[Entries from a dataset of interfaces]
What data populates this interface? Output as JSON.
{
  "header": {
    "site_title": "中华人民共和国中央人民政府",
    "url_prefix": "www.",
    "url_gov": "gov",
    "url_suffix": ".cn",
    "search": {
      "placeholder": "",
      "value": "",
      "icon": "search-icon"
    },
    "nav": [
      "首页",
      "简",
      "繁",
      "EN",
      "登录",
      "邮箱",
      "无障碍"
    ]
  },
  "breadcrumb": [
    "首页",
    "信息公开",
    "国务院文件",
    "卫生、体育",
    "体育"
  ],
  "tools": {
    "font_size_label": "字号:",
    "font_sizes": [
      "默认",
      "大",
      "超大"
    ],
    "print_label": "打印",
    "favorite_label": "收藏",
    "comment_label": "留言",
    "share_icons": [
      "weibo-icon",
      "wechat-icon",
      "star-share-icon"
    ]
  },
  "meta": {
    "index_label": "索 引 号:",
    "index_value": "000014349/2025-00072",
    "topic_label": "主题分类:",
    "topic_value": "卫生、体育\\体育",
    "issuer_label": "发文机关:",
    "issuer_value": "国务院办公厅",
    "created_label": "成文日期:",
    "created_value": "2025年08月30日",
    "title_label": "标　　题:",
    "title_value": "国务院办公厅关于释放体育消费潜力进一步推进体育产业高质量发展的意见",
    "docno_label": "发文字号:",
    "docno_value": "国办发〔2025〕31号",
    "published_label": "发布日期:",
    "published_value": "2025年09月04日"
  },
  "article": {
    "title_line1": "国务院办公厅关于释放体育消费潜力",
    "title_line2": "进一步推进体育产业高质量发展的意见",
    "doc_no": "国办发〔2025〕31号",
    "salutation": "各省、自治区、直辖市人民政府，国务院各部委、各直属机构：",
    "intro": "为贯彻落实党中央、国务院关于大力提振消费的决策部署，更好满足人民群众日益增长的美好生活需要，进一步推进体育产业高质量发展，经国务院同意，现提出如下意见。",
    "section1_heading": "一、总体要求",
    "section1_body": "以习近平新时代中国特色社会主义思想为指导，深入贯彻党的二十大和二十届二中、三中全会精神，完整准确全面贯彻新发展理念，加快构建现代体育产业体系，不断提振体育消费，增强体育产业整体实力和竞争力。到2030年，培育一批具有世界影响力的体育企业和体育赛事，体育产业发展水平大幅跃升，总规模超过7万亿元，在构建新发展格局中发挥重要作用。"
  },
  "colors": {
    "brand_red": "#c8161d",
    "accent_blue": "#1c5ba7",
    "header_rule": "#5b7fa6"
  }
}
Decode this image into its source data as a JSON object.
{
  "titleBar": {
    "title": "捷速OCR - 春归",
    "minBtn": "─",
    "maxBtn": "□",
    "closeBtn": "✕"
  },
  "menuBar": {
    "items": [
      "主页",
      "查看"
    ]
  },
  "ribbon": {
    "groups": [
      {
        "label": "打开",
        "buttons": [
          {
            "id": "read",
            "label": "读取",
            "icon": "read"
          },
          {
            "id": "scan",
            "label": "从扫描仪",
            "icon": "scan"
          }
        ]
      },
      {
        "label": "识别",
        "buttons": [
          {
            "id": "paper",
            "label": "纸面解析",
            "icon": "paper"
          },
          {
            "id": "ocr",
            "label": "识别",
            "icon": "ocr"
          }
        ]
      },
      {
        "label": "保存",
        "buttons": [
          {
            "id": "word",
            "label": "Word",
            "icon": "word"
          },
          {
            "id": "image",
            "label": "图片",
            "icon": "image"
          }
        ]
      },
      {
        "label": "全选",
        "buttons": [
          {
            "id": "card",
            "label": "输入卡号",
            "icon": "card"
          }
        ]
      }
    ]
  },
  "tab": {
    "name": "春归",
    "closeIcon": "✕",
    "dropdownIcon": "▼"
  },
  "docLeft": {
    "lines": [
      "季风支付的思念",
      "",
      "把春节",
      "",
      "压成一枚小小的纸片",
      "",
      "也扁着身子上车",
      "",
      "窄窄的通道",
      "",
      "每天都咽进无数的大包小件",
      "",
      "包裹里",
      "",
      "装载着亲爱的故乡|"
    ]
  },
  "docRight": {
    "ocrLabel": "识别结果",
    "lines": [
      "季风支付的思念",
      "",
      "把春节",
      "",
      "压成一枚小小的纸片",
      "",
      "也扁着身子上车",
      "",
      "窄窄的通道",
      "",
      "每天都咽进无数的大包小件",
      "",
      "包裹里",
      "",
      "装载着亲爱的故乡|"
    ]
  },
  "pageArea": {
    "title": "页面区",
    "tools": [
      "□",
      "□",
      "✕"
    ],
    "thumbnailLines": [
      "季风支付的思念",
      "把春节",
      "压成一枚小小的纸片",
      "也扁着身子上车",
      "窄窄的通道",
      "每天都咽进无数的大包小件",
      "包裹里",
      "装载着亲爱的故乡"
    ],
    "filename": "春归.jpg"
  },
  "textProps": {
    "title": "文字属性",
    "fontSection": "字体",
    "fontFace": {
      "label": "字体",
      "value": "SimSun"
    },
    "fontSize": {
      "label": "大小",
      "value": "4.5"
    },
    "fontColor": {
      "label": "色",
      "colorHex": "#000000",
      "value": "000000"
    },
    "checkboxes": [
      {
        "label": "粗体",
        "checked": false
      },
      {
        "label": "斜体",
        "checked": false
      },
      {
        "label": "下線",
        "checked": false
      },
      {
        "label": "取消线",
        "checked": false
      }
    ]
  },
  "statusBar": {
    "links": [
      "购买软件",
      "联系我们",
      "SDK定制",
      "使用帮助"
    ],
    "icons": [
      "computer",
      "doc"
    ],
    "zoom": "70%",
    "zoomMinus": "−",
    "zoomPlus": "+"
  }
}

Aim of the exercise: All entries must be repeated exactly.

Your solution:
What data populates this interface? Output as JSON.
{
  "header": {
    "site_title": "中华人民共和国中央人民政府",
    "url_prefix": "www.",
    "url_gov": "gov",
    "url_suffix": ".cn",
    "search": {
      "placeholder": "",
      "value": "",
      "icon": "search-icon"
    },
    "nav": [
      "首页",
      "简",
      "繁",
      "EN",
      "登录",
      "邮箱",
      "无障碍"
    ]
  },
  "breadcrumb": [
    "首页",
    "信息公开",
    "国务院文件",
    "卫生、体育",
    "体育"
  ],
  "tools": {
    "font_size_label": "字号:",
    "font_sizes": [
      "默认",
      "大",
      "超大"
    ],
    "print_label": "打印",
    "favorite_label": "收藏",
    "comment_label": "留言",
    "share_icons": [
      "weibo-icon",
      "wechat-icon",
      "star-share-icon"
    ]
  },
  "meta": {
    "index_label": "索 引 号:",
    "index_value": "000014349/2025-00072",
    "topic_label": "主题分类:",
    "topic_value": "卫生、体育\\体育",
    "issuer_label": "发文机关:",
    "issuer_value": "国务院办公厅",
    "created_label": "成文日期:",
    "created_value": "2025年08月30日",
    "title_label": "标　　题:",
    "title_value": "国务院办公厅关于释放体育消费潜力进一步推进体育产业高质量发展的意见",
    "docno_label": "发文字号:",
    "docno_value": "国办发〔2025〕31号",
    "published_label": "发布日期:",
    "published_value": "2025年09月04日"
  },
  "article": {
    "title_line1": "国务院办公厅关于释放体育消费潜力",
    "title_line2": "进一步推进体育产业高质量发展的意见",
    "doc_no": "国办发〔2025〕31号",
    "salutation": "各省、自治区、直辖市人民政府，国务院各部委、各直属机构：",
    "intro": "为贯彻落实党中央、国务院关于大力提振消费的决策部署，更好满足人民群众日益增长的美好生活需要，进一步推进体育产业高质量发展，经国务院同意，现提出如下意见。",
    "section1_heading": "一、总体要求",
    "section1_body": "以习近平新时代中国特色社会主义思想为指导，深入贯彻党的二十大和二十届二中、三中全会精神，完整准确全面贯彻新发展理念，加快构建现代体育产业体系，不断提振体育消费，增强体育产业整体实力和竞争力。到2030年，培育一批具有世界影响力的体育企业和体育赛事，体育产业发展水平大幅跃升，总规模超过7万亿元，在构建新发展格局中发挥重要作用。"
  },
  "colors": {
    "brand_red": "#c8161d",
    "accent_blue": "#1c5ba7",
    "header_rule": "#5b7fa6"
  }
}
Decode this image into its source data as a JSON object.
{
  "titleBar": {
    "title": "捷速OCR - 春归",
    "minBtn": "─",
    "maxBtn": "□",
    "closeBtn": "✕"
  },
  "menuBar": {
    "items": [
      "主页",
      "查看"
    ]
  },
  "ribbon": {
    "groups": [
      {
        "label": "打开",
        "buttons": [
          {
            "id": "read",
            "label": "读取",
            "icon": "read"
          },
          {
            "id": "scan",
            "label": "从扫描仪",
            "icon": "scan"
          }
        ]
      },
      {
        "label": "识别",
        "buttons": [
          {
            "id": "paper",
            "label": "纸面解析",
            "icon": "paper"
          },
          {
            "id": "ocr",
            "label": "识别",
            "icon": "ocr"
          }
        ]
      },
      {
        "label": "保存",
        "buttons": [
          {
            "id": "word",
            "label": "Word",
            "icon": "word"
          },
          {
            "id": "image",
            "label": "图片",
            "icon": "image"
          }
        ]
      },
      {
        "label": "全选",
        "buttons": [
          {
            "id": "card",
            "label": "输入卡号",
            "icon": "card"
          }
        ]
      }
    ]
  },
  "tab": {
    "name": "春归",
    "closeIcon": "✕",
    "dropdownIcon": "▼"
  },
  "docLeft": {
    "lines": [
      "季风支付的思念",
      "",
      "把春节",
      "",
      "压成一枚小小的纸片",
      "",
      "也扁着身子上车",
      "",
      "窄窄的通道",
      "",
      "每天都咽进无数的大包小件",
      "",
      "包裹里",
      "",
      "装载着亲爱的故乡|"
    ]
  },
  "docRight": {
    "ocrLabel": "识别结果",
    "lines": [
      "季风支付的思念",
      "",
      "把春节",
      "",
      "压成一枚小小的纸片",
      "",
      "也扁着身子上车",
      "",
      "窄窄的通道",
      "",
      "每天都咽进无数的大包小件",
      "",
      "包裹里",
      "",
      "装载着亲爱的故乡|"
    ]
  },
  "pageArea": {
    "title": "页面区",
    "tools": [
      "□",
      "□",
      "✕"
    ],
    "thumbnailLines": [
      "季风支付的思念",
      "把春节",
      "压成一枚小小的纸片",
      "也扁着身子上车",
      "窄窄的通道",
      "每天都咽进无数的大包小件",
      "包裹里",
      "装载着亲爱的故乡"
    ],
    "filename": "春归.jpg"
  },
  "textProps": {
    "title": "文字属性",
    "fontSection": "字体",
    "fontFace": {
      "label": "字体",
      "value": "SimSun"
    },
    "fontSize": {
      "label": "大小",
      "value": "4.5"
    },
    "fontColor": {
      "label": "色",
      "colorHex": "#000000",
      "value": "000000"
    },
    "checkboxes": [
      {
        "label": "粗体",
        "checked": false
      },
      {
        "label": "斜体",
        "checked": false
      },
      {
        "label": "下線",
        "checked": false
      },
      {
        "label": "取消线",
        "checked": false
      }
    ]
  },
  "statusBar": {
    "links": [
      "购买软件",
      "联系我们",
      "SDK定制",
      "使用帮助"
    ],
    "icons": [
      "computer",
      "doc"
    ],
    "zoom": "70%",
    "zoomMinus": "−",
    "zoomPlus": "+"
  }
}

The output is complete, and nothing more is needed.